Publications & Datasets

WHRC engages in science for impact that includes communicating the findings of our research and recommendations to the public and the policy community. Our scientists are engaged in the climate change conversation through events, media and policy engagement.

Monthly Newsletter

  Newsletter of Woods Hole Research Center
No excuses for climate inaction
New grants will drive soil and arctic research
Fulbright honoree heads to Brazil
New faces at WHRC
WHRC panel on post-election climate landscape
WHRC in the news
Help by making your voice heard

Canopy Magazine & Annual Reports

   Canopy Magazine
Wildfire and climate change
Mapping nature’s climate solutions
Can science save Congo’s forests?
New Amazon forest monitoring program launches
ABoVE and beyond
Yukon River Delta imaging
From WHRC to the United Nations
WHRC on the road: sharing our research with the world
Financial reports

President’s Blog

  No excuses for climate inaction
In his confirmation hearing this week, the nominee to lead the EPA, Scott Pruitt, generously acknowledged that climate change is not a hoax (thank you), but then went on to say that the extent of a human role in climate change is uncertain and should be the subject of continuing debate.


WHRC Overview Brochure: web viewing version or printable version

This brochure provides a good overview of the work we do.

Policy Briefs

WHRC creates policy briefs to provide the climate policy community the scientific data they require.

Understanding Climate Change: A Primer

This primer provides a broad overview of the main issues of Climate Change. Additional resources and more specific information are available throughout the Our Work section of this website.
– The Greenhouse Effect
– Climate Change Fundamentals
– Human Impacts on Climate Change
– Climate Change Consequences
– References

Global Carbon Cycle Primer

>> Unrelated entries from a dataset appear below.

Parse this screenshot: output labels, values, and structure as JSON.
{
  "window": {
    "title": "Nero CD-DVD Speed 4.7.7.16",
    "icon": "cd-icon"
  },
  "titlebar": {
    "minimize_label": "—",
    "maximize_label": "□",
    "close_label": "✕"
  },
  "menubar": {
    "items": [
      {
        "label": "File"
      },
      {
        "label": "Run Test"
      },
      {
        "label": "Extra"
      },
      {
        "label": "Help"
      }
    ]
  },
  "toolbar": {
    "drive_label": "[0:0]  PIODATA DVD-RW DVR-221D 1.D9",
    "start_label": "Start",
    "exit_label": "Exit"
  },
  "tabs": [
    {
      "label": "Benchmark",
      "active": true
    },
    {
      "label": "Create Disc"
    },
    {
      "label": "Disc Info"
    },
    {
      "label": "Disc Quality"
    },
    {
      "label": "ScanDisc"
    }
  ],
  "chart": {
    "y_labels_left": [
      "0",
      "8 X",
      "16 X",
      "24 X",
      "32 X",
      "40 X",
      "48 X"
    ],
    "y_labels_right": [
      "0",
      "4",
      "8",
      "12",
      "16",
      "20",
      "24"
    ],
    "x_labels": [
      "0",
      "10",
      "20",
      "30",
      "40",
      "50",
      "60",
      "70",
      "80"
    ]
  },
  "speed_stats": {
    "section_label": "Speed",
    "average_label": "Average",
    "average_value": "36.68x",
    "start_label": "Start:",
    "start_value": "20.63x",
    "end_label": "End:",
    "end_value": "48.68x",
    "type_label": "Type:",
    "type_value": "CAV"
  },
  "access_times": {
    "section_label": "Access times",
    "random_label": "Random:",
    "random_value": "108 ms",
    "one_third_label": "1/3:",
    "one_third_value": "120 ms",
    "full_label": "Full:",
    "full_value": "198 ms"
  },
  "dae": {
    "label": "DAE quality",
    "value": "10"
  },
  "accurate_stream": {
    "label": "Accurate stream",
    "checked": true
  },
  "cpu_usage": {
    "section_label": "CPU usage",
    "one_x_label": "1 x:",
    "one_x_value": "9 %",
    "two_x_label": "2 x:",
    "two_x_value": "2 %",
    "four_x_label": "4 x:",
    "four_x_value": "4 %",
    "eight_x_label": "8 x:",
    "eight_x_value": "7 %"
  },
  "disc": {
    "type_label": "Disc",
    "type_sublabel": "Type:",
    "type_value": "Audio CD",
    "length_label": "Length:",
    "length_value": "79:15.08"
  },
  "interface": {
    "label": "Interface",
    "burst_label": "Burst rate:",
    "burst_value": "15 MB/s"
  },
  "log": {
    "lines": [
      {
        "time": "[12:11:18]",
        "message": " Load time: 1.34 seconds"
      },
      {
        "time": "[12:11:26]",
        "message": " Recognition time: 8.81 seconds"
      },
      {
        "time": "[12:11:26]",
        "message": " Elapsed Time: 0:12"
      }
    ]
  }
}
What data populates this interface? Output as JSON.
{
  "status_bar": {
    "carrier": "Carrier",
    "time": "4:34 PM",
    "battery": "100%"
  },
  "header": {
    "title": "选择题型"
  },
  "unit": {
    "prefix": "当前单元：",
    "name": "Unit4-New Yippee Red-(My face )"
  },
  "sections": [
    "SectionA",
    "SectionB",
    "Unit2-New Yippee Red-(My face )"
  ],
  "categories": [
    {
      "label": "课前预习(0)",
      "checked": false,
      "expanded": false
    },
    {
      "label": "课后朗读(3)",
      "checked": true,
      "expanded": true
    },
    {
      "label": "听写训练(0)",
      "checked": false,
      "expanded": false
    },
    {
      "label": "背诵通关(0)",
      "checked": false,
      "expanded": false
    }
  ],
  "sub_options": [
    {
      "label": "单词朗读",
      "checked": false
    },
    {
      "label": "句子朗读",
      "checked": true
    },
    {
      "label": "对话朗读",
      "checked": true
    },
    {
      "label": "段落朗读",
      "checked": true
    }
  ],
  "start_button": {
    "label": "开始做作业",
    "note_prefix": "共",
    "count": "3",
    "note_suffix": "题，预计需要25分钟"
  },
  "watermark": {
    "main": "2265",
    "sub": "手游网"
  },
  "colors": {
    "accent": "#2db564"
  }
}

There is a natural greenhouse effect when carbon dioxide, methane, nitrous oxide and other gases trap heat in the atmosphere and warm the Earth. The concentrations of these gases remained relatively constant from the 700s to the 1700s – the dawn of the Industrial Revolution. Since then, greenhouse gas concentrations have risen 44%, raising the Earth’s mean global temperature by 1.4°F.

Datasets

Older datasets are available for access and/or download. Some will require registration, as stipulated by the grant supporting the project or by agreement with collaborating organizations.